- **What to produce**:
Retype each entry. Leave nothing out.

- **The data**:
* * * * * * * * *

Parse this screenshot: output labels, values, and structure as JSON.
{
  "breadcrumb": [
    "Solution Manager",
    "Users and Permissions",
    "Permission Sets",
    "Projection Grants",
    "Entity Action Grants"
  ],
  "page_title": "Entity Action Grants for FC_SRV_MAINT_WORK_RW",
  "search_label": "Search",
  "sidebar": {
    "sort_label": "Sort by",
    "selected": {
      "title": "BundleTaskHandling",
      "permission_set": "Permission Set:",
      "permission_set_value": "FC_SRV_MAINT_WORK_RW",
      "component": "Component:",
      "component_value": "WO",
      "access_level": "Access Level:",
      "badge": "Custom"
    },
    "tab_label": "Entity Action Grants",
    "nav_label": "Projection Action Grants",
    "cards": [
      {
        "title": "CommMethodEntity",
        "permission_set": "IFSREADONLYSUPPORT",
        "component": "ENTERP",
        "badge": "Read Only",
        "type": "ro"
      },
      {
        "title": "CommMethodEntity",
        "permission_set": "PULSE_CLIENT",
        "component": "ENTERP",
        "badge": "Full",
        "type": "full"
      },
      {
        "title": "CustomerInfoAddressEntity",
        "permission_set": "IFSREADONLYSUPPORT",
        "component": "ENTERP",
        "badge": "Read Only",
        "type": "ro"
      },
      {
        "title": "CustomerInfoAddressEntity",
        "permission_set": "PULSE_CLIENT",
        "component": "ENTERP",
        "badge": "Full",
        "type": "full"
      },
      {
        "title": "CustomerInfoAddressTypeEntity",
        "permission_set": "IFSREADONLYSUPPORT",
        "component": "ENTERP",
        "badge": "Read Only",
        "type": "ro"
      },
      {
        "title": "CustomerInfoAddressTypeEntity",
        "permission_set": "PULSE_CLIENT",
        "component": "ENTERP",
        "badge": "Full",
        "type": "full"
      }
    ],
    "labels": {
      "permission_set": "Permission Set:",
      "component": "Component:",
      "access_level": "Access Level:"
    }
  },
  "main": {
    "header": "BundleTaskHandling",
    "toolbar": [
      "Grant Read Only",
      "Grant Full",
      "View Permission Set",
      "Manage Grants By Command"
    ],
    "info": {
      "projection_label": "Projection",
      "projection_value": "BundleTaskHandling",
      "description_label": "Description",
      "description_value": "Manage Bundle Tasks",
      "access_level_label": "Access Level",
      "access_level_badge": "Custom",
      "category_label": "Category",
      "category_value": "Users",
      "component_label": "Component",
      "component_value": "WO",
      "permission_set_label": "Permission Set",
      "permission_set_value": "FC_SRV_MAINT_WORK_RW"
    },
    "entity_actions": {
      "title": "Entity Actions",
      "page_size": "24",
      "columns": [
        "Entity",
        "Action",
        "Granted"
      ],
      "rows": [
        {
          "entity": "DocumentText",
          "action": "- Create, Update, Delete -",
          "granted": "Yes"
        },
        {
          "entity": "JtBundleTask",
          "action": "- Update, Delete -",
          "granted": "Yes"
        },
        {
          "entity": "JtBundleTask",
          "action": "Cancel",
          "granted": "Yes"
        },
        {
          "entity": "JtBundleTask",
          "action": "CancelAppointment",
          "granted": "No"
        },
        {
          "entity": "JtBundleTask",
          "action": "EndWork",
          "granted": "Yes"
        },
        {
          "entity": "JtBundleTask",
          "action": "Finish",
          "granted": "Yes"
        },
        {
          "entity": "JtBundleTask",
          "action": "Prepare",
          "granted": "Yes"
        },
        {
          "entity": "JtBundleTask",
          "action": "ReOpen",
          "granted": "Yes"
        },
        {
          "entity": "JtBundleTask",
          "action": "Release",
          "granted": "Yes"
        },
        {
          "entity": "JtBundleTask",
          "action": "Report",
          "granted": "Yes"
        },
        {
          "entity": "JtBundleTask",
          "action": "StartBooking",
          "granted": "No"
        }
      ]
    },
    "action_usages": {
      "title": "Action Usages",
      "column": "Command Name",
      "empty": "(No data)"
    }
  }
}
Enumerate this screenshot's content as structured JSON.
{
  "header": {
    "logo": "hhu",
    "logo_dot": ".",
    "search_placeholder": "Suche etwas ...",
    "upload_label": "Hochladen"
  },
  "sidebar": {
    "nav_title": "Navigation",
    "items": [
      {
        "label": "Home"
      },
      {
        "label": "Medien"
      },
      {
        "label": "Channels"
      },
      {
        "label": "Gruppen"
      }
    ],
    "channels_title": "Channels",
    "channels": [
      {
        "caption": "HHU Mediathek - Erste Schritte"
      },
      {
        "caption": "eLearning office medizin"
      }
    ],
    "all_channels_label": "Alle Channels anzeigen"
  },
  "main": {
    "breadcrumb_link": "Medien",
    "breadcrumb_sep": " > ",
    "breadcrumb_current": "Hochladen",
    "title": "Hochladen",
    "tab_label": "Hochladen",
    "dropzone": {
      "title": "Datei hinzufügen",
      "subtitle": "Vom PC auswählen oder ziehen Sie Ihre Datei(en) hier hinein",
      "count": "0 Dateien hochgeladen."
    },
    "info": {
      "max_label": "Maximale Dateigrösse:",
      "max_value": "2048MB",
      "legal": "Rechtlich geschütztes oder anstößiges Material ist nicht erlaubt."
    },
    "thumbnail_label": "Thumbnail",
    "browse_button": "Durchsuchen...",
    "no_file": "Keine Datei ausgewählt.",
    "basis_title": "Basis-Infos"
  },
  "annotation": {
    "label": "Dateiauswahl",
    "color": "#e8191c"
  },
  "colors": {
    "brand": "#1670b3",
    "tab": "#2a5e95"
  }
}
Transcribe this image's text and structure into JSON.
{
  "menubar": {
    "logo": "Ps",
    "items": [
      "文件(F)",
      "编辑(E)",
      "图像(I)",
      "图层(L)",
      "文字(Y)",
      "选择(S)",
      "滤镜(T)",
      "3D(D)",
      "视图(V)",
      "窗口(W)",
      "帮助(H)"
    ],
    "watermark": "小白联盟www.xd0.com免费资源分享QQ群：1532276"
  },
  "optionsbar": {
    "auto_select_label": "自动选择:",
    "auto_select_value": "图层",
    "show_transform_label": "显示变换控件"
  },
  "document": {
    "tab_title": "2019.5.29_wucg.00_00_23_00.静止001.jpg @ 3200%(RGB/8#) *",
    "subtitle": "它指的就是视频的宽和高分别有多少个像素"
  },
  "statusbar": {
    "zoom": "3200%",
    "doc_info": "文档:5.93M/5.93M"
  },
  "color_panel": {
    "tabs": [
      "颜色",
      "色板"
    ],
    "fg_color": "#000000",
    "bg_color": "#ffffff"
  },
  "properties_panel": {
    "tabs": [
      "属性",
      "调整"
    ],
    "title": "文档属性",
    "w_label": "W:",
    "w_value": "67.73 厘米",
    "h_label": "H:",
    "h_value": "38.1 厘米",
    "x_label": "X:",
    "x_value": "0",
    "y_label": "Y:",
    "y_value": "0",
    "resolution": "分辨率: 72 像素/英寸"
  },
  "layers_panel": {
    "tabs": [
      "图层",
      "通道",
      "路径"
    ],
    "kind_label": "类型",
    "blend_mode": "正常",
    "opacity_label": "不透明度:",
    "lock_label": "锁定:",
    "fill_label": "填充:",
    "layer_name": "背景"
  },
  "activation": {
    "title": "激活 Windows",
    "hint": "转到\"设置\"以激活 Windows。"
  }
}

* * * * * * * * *

- **Task solution**:
Parse this screenshot: output labels, values, and structure as JSON.
{
  "breadcrumb": [
    "Solution Manager",
    "Users and Permissions",
    "Permission Sets",
    "Projection Grants",
    "Entity Action Grants"
  ],
  "page_title": "Entity Action Grants for FC_SRV_MAINT_WORK_RW",
  "search_label": "Search",
  "sidebar": {
    "sort_label": "Sort by",
    "selected": {
      "title": "BundleTaskHandling",
      "permission_set": "Permission Set:",
      "permission_set_value": "FC_SRV_MAINT_WORK_RW",
      "component": "Component:",
      "component_value": "WO",
      "access_level": "Access Level:",
      "badge": "Custom"
    },
    "tab_label": "Entity Action Grants",
    "nav_label": "Projection Action Grants",
    "cards": [
      {
        "title": "CommMethodEntity",
        "permission_set": "IFSREADONLYSUPPORT",
        "component": "ENTERP",
        "badge": "Read Only",
        "type": "ro"
      },
      {
        "title": "CommMethodEntity",
        "permission_set": "PULSE_CLIENT",
        "component": "ENTERP",
        "badge": "Full",
        "type": "full"
      },
      {
        "title": "CustomerInfoAddressEntity",
        "permission_set": "IFSREADONLYSUPPORT",
        "component": "ENTERP",
        "badge": "Read Only",
        "type": "ro"
      },
      {
        "title": "CustomerInfoAddressEntity",
        "permission_set": "PULSE_CLIENT",
        "component": "ENTERP",
        "badge": "Full",
        "type": "full"
      },
      {
        "title": "CustomerInfoAddressTypeEntity",
        "permission_set": "IFSREADONLYSUPPORT",
        "component": "ENTERP",
        "badge": "Read Only",
        "type": "ro"
      },
      {
        "title": "CustomerInfoAddressTypeEntity",
        "permission_set": "PULSE_CLIENT",
        "component": "ENTERP",
        "badge": "Full",
        "type": "full"
      }
    ],
    "labels": {
      "permission_set": "Permission Set:",
      "component": "Component:",
      "access_level": "Access Level:"
    }
  },
  "main": {
    "header": "BundleTaskHandling",
    "toolbar": [
      "Grant Read Only",
      "Grant Full",
      "View Permission Set",
      "Manage Grants By Command"
    ],
    "info": {
      "projection_label": "Projection",
      "projection_value": "BundleTaskHandling",
      "description_label": "Description",
      "description_value": "Manage Bundle Tasks",
      "access_level_label": "Access Level",
      "access_level_badge": "Custom",
      "category_label": "Category",
      "category_value": "Users",
      "component_label": "Component",
      "component_value": "WO",
      "permission_set_label": "Permission Set",
      "permission_set_value": "FC_SRV_MAINT_WORK_RW"
    },
    "entity_actions": {
      "title": "Entity Actions",
      "page_size": "24",
      "columns": [
        "Entity",
        "Action",
        "Granted"
      ],
      "rows": [
        {
          "entity": "DocumentText",
          "action": "- Create, Update, Delete -",
          "granted": "Yes"
        },
        {
          "entity": "JtBundleTask",
          "action": "- Update, Delete -",
          "granted": "Yes"
        },
        {
          "entity": "JtBundleTask",
          "action": "Cancel",
          "granted": "Yes"
        },
        {
          "entity": "JtBundleTask",
          "action": "CancelAppointment",
          "granted": "No"
        },
        {
          "entity": "JtBundleTask",
          "action": "EndWork",
          "granted": "Yes"
        },
        {
          "entity": "JtBundleTask",
          "action": "Finish",
          "granted": "Yes"
        },
        {
          "entity": "JtBundleTask",
          "action": "Prepare",
          "granted": "Yes"
        },
        {
          "entity": "JtBundleTask",
          "action": "ReOpen",
          "granted": "Yes"
        },
        {
          "entity": "JtBundleTask",
          "action": "Release",
          "granted": "Yes"
        },
        {
          "entity": "JtBundleTask",
          "action": "Report",
          "granted": "Yes"
        },
        {
          "entity": "JtBundleTask",
          "action": "StartBooking",
          "granted": "No"
        }
      ]
    },
    "action_usages": {
      "title": "Action Usages",
      "column": "Command Name",
      "empty": "(No data)"
    }
  }
}
Enumerate this screenshot's content as structured JSON.
{
  "header": {
    "logo": "hhu",
    "logo_dot": ".",
    "search_placeholder": "Suche etwas ...",
    "upload_label": "Hochladen"
  },
  "sidebar": {
    "nav_title": "Navigation",
    "items": [
      {
        "label": "Home"
      },
      {
        "label": "Medien"
      },
      {
        "label": "Channels"
      },
      {
        "label": "Gruppen"
      }
    ],
    "channels_title": "Channels",
    "channels": [
      {
        "caption": "HHU Mediathek - Erste Schritte"
      },
      {
        "caption": "eLearning office medizin"
      }
    ],
    "all_channels_label": "Alle Channels anzeigen"
  },
  "main": {
    "breadcrumb_link": "Medien",
    "breadcrumb_sep": " > ",
    "breadcrumb_current": "Hochladen",
    "title": "Hochladen",
    "tab_label": "Hochladen",
    "dropzone": {
      "title": "Datei hinzufügen",
      "subtitle": "Vom PC auswählen oder ziehen Sie Ihre Datei(en) hier hinein",
      "count": "0 Dateien hochgeladen."
    },
    "info": {
      "max_label": "Maximale Dateigrösse:",
      "max_value": "2048MB",
      "legal": "Rechtlich geschütztes oder anstößiges Material ist nicht erlaubt."
    },
    "thumbnail_label": "Thumbnail",
    "browse_button": "Durchsuchen...",
    "no_file": "Keine Datei ausgewählt.",
    "basis_title": "Basis-Infos"
  },
  "annotation": {
    "label": "Dateiauswahl",
    "color": "#e8191c"
  },
  "colors": {
    "brand": "#1670b3",
    "tab": "#2a5e95"
  }
}
Transcribe this image's text and structure into JSON.
{
  "menubar": {
    "logo": "Ps",
    "items": [
      "文件(F)",
      "编辑(E)",
      "图像(I)",
      "图层(L)",
      "文字(Y)",
      "选择(S)",
      "滤镜(T)",
      "3D(D)",
      "视图(V)",
      "窗口(W)",
      "帮助(H)"
    ],
    "watermark": "小白联盟www.xd0.com免费资源分享QQ群：1532276"
  },
  "optionsbar": {
    "auto_select_label": "自动选择:",
    "auto_select_value": "图层",
    "show_transform_label": "显示变换控件"
  },
  "document": {
    "tab_title": "2019.5.29_wucg.00_00_23_00.静止001.jpg @ 3200%(RGB/8#) *",
    "subtitle": "它指的就是视频的宽和高分别有多少个像素"
  },
  "statusbar": {
    "zoom": "3200%",
    "doc_info": "文档:5.93M/5.93M"
  },
  "color_panel": {
    "tabs": [
      "颜色",
      "色板"
    ],
    "fg_color": "#000000",
    "bg_color": "#ffffff"
  },
  "properties_panel": {
    "tabs": [
      "属性",
      "调整"
    ],
    "title": "文档属性",
    "w_label": "W:",
    "w_value": "67.73 厘米",
    "h_label": "H:",
    "h_value": "38.1 厘米",
    "x_label": "X:",
    "x_value": "0",
    "y_label": "Y:",
    "y_value": "0",
    "resolution": "分辨率: 72 像素/英寸"
  },
  "layers_panel": {
    "tabs": [
      "图层",
      "通道",
      "路径"
    ],
    "kind_label": "类型",
    "blend_mode": "正常",
    "opacity_label": "不透明度:",
    "lock_label": "锁定:",
    "fill_label": "填充:",
    "layer_name": "背景"
  },
  "activation": {
    "title": "激活 Windows",
    "hint": "转到\"设置\"以激活 Windows。"
  }
}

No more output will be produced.